Then, several chapters later, there is a more detailed schematic. However, it’s still a “high level” and not all parts are even identified. This schematic shows an inverter symbol but doesn’t label it an 05 or 04. So I assumed I could just use the leftover gates.

Long story short, it’s quite possible the second schematic would probably use a 04 instead of an 05.

So now I’m wondering why they used the 05 in the first place and not an 04. I’ve got lots to learn and this is a pretty large book. :slight_smile:

You used the open collector drivers either when you had multiple drivers on a bus or when you wanted higher level than a TTL “1”

As davidsrsb says, active high wired AND or active low wired OR. Also used to drive indicators. Before LEDs incadescent displays were driven by OC outputs with higher voltages than the main supply. Look at the 7406/07/16/17 ICs. The concept carries over to open drain for FETs. Look at the TPIC6B595 for example.

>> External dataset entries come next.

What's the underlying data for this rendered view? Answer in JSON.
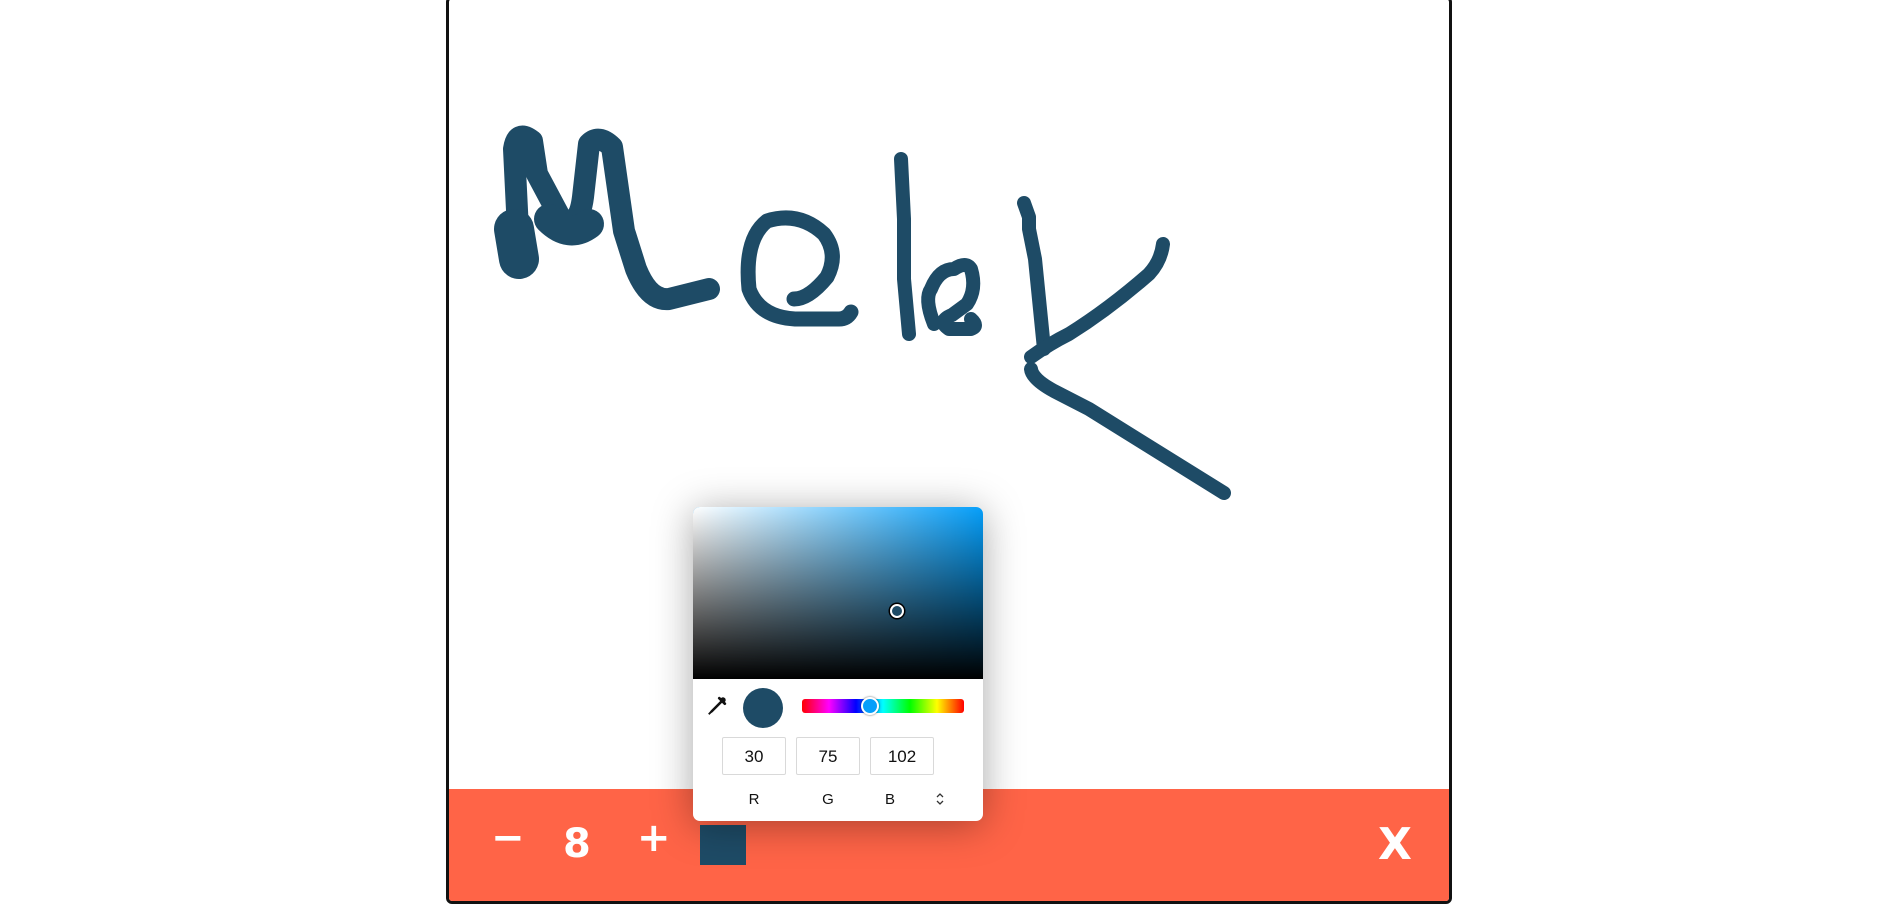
{
  "canvas": {
    "drawing_text": "Melek",
    "stroke_color": "#1e4b66"
  },
  "toolbar": {
    "background": "#ff6447",
    "minus_label": "−",
    "brush_size": "8",
    "plus_label": "+",
    "color_swatch": "#1e4b66",
    "close_label": "X"
  },
  "picker": {
    "hue_color": "#069ffa",
    "selected_color": "#1e4b66",
    "channels": [
      {
        "label": "R",
        "value": "30"
      },
      {
        "label": "G",
        "value": "75"
      },
      {
        "label": "B",
        "value": "102"
      }
    ],
    "icons": [
      "eyedropper-icon",
      "mode-toggle-icon"
    ]
  }
}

The most important part here is that KiCad’s ERC caught a real error that very likely would have made it into manufacturing.

Davidrsb gives you two reasons for using open collector outputs, but the reason you stated is also a valid and often used reason. You have some left over gates.

So the question becomes: What are those other 5 gates doing, and are any of the open collector outputs needed?

You also have to consider that a passive pullup has slower timing on the rising output flanks.

(I used to work at Racal Milgo in UK, back in 80s): yes, I remember those busbars, and back when you had rows of 0.3" chips, were a good way to get the power distributed… and yes, probably a lot cheaper than going to 4 layes - especially back then!

Why use a 74LS chips at all, because those ICs are available in 74HC series and much more, like 74HC40 and 74HC45 series. Or they were available because world has moved on, and those chips are used less and less every year.

Or they were available because world has moved on, and those chips are used less and less every year

The world moved away from the 68000 too but I still like designing around it. :slight_smile:

Caveat: if you replace only some LS with HC check all the places where LS drives HC because LS logic 1 isn’t quite high enough resulting in lower noise margin. So either replace all or if must mix use HCT which is designed to cope with LS levels.

1 Like

Indeed. You always have to be careful when mixing logic families.

Recently (euhm few years ago) I used an STM32 (at 3V3) driving 74LS244 buffers which drive optocoupler leds of stepper driver controllers on the other end of a cable. (Sink to GND to turn them on)

Input levels of 74LS fits nicely with output levels of the STM32, and these old chips are less susceptible to overloads & ESD, if wires get damaged or a connector gets loose or other weird stuff.